Tuesday 29/03/2022 10:00 – 11:30 (UK time)

Speaker: Dr Antonio Pascucci, L’Orientale University of Naples

Title: Stylistic analysis of a hate speech corpus

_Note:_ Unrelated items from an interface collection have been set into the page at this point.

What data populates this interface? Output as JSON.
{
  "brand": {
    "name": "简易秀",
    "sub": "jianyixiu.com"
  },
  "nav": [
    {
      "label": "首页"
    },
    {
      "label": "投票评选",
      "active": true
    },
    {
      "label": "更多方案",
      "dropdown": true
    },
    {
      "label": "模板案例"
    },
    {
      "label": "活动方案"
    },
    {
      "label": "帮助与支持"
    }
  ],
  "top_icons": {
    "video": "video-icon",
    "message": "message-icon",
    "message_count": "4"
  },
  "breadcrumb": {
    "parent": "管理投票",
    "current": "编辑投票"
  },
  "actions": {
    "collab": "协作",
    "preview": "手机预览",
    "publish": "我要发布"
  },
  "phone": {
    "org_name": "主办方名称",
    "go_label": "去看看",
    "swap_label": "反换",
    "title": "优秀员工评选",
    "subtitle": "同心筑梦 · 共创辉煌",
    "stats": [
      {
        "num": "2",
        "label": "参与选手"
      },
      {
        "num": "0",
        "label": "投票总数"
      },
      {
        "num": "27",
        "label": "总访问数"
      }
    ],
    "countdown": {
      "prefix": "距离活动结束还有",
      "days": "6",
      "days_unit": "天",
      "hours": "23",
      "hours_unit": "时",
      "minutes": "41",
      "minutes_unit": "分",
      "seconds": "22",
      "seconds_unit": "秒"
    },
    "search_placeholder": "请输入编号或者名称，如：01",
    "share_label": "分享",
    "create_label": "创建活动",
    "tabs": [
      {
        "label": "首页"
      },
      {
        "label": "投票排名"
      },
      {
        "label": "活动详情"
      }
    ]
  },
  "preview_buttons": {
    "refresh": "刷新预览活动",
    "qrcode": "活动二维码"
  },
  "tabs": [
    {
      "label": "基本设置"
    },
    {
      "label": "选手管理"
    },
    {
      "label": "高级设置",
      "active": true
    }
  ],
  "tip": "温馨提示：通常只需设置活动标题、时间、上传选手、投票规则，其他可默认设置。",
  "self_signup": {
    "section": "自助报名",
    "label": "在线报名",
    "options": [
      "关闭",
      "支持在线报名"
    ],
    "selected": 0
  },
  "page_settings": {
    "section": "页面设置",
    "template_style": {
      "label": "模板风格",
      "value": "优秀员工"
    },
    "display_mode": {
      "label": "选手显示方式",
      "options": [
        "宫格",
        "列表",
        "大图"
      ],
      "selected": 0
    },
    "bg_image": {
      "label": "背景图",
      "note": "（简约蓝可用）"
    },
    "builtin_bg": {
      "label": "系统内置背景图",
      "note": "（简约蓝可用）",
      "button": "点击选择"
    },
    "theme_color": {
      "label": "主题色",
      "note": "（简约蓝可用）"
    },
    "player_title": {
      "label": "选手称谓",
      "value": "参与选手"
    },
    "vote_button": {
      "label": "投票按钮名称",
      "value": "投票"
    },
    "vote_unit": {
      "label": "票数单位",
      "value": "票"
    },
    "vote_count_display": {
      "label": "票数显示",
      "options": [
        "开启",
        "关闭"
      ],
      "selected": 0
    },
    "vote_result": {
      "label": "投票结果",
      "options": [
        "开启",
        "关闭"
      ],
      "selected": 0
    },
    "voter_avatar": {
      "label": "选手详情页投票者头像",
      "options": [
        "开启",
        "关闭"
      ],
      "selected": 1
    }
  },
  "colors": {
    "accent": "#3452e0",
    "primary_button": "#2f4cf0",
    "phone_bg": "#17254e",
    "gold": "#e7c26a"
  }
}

Abstract: The hate speech phenomenon is a cybercrime that has been growing in recent years. Hate speech, although a sociological phenomenon, has its full realization through written and spoken texts. On the internet, and in social networks in particular, people are more likely to adopt aggressive behaviour because of the anonymity provided by these environments (Brunap and Williams, 2015). Social media represent a sort of echo chamber, in which more radical expressions than those of face-to-face interaction are used. The NLP community is at the forefront in developing AI systems for hate speech detection on the web. Despite this, Fortuna and Nunes (2018) emphasise the need to use multi-class approaches (based on different hate speech categories) instead of only binary classification (e.g. hate speech vs. non-hate speech, misogyny vs. non-misogyny and so on). For this reason, I carried out research on a hate speech corpus in order to investigate stylistic differences in different categories of hate speech (e.g. racism, hate based on religion, LGBTQI+phobia, misogyny). My aim was to show that it is possible to distinguish between i) hate speech and non-hate speech texts and ii) hate speech categories by focusing on haters’ writing style.

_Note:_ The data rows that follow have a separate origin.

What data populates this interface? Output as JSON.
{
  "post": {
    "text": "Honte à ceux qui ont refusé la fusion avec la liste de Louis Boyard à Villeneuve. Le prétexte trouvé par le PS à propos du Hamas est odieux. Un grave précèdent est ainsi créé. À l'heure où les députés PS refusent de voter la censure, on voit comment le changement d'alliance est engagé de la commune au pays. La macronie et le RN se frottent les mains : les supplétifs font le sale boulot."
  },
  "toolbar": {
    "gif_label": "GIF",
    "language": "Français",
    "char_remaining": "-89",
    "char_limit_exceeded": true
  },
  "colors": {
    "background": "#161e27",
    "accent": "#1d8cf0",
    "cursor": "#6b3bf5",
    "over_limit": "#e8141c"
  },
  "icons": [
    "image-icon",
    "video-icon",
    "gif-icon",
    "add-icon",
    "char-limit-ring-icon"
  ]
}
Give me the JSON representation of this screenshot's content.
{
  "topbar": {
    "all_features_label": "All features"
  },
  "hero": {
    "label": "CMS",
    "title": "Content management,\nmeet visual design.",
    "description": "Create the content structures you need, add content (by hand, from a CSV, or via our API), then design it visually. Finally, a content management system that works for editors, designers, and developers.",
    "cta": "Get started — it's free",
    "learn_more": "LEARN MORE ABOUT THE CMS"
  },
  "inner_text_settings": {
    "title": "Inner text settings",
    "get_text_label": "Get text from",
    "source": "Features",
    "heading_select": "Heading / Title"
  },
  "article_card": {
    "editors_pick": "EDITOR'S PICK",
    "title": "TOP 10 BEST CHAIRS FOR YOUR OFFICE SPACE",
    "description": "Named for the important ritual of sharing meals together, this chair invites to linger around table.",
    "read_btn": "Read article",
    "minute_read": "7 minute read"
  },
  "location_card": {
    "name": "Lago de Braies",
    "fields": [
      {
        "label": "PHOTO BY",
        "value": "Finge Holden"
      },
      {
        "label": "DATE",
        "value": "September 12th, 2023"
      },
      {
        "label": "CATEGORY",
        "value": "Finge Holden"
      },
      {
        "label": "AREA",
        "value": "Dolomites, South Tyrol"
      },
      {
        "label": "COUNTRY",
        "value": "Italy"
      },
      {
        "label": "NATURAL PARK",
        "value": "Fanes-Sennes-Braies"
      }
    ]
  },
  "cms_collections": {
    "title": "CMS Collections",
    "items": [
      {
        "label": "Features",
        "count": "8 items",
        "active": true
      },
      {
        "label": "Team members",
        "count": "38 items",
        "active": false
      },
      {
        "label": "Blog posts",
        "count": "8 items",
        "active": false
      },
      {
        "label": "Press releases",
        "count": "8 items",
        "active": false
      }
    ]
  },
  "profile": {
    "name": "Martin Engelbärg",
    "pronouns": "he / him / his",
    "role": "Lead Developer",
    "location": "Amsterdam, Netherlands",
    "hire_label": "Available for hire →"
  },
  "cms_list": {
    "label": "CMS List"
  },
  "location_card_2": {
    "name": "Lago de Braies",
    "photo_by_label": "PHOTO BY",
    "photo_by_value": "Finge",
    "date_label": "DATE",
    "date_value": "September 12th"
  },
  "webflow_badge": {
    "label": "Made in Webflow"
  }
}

Speaker Bio: Antonio Pascucci is a research assistant at the L’Orientale University of Naples and a member of the UNIOR NLP Research Group. He received his PhD from the same university in 2022. He is well known for his work in computational stylometry, hate-speech detection and authorship attribution. he is also a member of the COST Action 17124 “Digital Forensics. Evidence Analysis via Intelligent Systems and Practices”. He has published in conferences and workshops such as ACII, CLiC-it and TRAC. Furthermore, he serves in the programming committee of many AI and NLP workshops targeting author profiling in abusive language such as ResT-UP.